    Driftmaster Lean Mean 20 degree angle
    Driftmaster Flatliner 25 degree angle

    They will be used for catfishing and need to be able to stand up to 20-30lb fish (larger if I'm lucky) and trolling for walleyes/northern or whatever.

    I like these because I can unscrew them from the base when not in use and they won't get in the way. I imaging I could get different angles and use the proper one for fishing the way I plan on that day.

    Any experience with these out there? Will 2 or 3 screws actully hold them in place w/o stripping if a big cat starts whaling on the bait?
  2. I use a combination of the 25 degree Li'l flatliners and the Li'l Duos.

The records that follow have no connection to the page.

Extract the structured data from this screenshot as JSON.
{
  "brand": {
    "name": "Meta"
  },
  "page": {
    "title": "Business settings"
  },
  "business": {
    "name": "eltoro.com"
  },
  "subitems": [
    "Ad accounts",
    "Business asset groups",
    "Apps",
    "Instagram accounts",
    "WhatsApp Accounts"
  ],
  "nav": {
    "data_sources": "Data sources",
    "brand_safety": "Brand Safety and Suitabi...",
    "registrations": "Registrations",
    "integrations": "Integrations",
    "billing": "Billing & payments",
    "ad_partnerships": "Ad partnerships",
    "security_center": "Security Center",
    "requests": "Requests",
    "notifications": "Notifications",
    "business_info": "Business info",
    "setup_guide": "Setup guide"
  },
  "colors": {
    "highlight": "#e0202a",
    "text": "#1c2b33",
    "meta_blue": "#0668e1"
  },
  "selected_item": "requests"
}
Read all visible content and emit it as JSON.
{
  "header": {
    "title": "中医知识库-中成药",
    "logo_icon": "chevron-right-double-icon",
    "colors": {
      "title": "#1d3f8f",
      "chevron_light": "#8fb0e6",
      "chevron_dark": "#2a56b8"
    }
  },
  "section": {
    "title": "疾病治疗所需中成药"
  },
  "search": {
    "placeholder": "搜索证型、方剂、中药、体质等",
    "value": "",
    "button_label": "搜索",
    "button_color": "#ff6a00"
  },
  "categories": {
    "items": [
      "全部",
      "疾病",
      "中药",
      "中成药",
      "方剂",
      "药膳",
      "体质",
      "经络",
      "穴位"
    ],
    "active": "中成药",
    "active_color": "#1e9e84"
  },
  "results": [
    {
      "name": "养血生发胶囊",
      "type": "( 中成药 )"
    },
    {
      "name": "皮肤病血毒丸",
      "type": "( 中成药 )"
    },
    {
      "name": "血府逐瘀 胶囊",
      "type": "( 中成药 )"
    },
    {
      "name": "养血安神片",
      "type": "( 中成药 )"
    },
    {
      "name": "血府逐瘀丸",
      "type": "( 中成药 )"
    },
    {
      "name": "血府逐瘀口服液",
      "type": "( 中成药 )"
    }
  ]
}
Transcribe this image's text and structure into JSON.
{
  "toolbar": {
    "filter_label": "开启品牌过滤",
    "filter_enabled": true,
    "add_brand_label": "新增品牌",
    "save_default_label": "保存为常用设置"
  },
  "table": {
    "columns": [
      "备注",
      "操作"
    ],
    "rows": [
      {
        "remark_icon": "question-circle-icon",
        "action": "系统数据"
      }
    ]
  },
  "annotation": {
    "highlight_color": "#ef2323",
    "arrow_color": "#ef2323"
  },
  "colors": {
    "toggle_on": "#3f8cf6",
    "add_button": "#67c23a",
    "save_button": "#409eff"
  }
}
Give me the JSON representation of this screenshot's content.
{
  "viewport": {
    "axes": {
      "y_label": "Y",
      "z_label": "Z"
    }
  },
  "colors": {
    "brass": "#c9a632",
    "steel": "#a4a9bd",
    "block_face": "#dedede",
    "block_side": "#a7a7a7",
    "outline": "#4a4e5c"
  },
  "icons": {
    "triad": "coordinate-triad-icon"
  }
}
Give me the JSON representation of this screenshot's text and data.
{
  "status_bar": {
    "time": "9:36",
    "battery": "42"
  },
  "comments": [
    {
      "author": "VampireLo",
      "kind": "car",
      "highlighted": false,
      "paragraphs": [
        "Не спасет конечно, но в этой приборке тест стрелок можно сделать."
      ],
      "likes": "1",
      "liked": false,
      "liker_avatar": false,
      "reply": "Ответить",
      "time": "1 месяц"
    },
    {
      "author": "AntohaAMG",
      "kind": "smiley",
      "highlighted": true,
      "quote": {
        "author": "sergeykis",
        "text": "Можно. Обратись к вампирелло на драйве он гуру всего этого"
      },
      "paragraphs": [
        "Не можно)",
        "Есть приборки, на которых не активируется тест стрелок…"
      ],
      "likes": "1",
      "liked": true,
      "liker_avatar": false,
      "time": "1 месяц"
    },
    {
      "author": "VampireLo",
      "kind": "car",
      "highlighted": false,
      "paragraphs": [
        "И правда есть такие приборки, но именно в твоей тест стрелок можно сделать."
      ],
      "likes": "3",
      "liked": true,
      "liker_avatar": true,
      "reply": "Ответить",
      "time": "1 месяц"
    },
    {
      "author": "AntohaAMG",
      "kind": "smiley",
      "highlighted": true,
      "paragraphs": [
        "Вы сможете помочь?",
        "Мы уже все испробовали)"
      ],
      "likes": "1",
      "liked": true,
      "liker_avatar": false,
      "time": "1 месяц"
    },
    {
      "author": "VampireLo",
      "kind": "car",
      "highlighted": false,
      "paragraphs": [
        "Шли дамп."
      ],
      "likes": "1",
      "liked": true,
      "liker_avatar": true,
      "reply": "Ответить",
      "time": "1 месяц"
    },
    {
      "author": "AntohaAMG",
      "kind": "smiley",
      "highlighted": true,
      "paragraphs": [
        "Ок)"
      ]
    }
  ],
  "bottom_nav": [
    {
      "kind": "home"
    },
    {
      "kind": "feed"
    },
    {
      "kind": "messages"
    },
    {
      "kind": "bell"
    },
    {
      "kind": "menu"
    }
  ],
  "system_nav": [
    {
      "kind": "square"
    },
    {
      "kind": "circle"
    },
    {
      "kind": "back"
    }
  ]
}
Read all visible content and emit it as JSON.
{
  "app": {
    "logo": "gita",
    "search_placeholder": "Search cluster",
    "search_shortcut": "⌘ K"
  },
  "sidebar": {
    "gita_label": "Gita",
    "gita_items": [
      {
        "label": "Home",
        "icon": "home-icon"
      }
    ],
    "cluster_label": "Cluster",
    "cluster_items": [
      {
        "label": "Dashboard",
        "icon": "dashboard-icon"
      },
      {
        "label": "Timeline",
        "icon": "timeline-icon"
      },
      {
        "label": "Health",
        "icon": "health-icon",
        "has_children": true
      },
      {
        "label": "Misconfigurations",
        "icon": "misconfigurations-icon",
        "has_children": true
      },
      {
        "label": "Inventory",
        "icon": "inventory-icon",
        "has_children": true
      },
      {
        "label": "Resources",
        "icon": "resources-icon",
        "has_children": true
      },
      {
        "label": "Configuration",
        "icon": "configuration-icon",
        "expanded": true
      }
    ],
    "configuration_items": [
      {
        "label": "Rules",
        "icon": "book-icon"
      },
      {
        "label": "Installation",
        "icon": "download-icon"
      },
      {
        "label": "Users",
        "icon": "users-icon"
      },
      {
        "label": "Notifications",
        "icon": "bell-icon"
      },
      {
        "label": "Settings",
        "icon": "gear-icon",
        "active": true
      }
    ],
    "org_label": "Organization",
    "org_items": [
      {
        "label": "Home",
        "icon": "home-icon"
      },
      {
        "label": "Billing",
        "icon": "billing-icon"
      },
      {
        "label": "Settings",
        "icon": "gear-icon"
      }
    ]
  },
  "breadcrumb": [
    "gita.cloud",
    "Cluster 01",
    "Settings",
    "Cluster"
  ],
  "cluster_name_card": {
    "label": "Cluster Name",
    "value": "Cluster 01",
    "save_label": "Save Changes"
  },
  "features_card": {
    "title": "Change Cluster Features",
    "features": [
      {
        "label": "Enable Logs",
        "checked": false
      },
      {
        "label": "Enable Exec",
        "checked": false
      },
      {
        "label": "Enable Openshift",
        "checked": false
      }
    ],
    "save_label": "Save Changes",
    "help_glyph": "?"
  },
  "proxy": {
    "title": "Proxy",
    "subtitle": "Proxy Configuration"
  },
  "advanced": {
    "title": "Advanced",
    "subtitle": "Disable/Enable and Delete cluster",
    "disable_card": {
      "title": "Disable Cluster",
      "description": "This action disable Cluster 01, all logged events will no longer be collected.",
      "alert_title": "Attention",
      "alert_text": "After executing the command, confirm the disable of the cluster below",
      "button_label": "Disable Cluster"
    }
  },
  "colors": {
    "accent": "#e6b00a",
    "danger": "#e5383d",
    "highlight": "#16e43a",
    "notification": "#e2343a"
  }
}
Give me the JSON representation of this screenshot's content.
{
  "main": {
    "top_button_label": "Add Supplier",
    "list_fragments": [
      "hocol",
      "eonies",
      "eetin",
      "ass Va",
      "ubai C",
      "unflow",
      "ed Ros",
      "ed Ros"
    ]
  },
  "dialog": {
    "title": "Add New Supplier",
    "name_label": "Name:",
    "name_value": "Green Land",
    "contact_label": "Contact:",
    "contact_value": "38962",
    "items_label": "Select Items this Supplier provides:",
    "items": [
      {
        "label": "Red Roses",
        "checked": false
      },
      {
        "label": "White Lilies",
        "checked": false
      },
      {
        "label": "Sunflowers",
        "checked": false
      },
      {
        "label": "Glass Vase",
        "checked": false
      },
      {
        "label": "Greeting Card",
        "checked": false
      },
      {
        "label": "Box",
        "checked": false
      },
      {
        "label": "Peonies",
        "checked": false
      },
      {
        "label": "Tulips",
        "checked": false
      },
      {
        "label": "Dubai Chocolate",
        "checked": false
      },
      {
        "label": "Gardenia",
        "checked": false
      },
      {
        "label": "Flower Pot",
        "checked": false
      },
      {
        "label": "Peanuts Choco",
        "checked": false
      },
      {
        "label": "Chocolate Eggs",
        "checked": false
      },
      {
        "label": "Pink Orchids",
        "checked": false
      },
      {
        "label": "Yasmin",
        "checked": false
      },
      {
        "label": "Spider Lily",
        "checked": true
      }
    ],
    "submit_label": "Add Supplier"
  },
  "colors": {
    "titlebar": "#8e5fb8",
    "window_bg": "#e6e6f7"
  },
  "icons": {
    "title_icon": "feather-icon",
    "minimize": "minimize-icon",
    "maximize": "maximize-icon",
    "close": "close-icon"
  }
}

The Duos allow you to have the rod flat or at a 30 degree angle. If I had to do it all over again I'd go with all Duos. I use the star bases. The one's in the back of the boat that are used for catfishing or pulling planer boards are fastened with machine screws. The two in the front of the boat are mounted using the wood screws provided in the package.

    If your drags are set correctly the rod holders and bases will hold up to anything.

  3. Lewzer

    Lewzer Powderfinger

    Thanks Ken.

    How do the duo's work with spinning rods? It looks as though they are made for baitcasters. Is there enought clearance for the spinning reel?

    Are you using machine screws in wood or aluminum?
  4. I don't use spinning reels unless I have to but I checked a couple for fit out in the driveway. My 7' rods with long butts work the best, they have enough of a handle to hold well without the reel being nested inside the holder. The 6' rod I tried had a cork handle which was thinner than the foam handle on the bigger rod. It worked OK with the rod in the upright position with the reel outside the holder. They both worked in the flat position but the smaller rod would be more secure with the reel nested inside of the holder.

    I could nest the smaller reel inside the holder in the upright position but it was a tight fit due to the rod butt hitting the deck, the larger rod would not nest the same way. If you did catch a fish with the rod locked in this position you would be hard pressed to get the rod out quickly.

    Depending on where you mount the holders you may have a clearance issue when using spinning rods in the flat position. Mine are borderline because my holders are mounted across the rear deck which is about 3.5" below the level of the gunwales. They would work better mounted higher or directly to the gunwales if possible. Using baitcasters for the fishing I do works fine with my mounting set up.

    Most of my bases are fastened with SS machine screws with fender washers and nylon lock nuts on the bottom. My rear deck is 3/4" marine plywood. My front holders are mounted on the gunwales which are 5/8" plywood. I was in a hurry when I mounted these so I used the sheet metal screws which came in the package. If I was mounting them in aluminum I would feel safer with machine screws or 1/4" bolts rather than sheet metal screws.

    Another thing to consider is getting left threaded bases and holders for the port side of the boat. They won't spin as easily while trolling.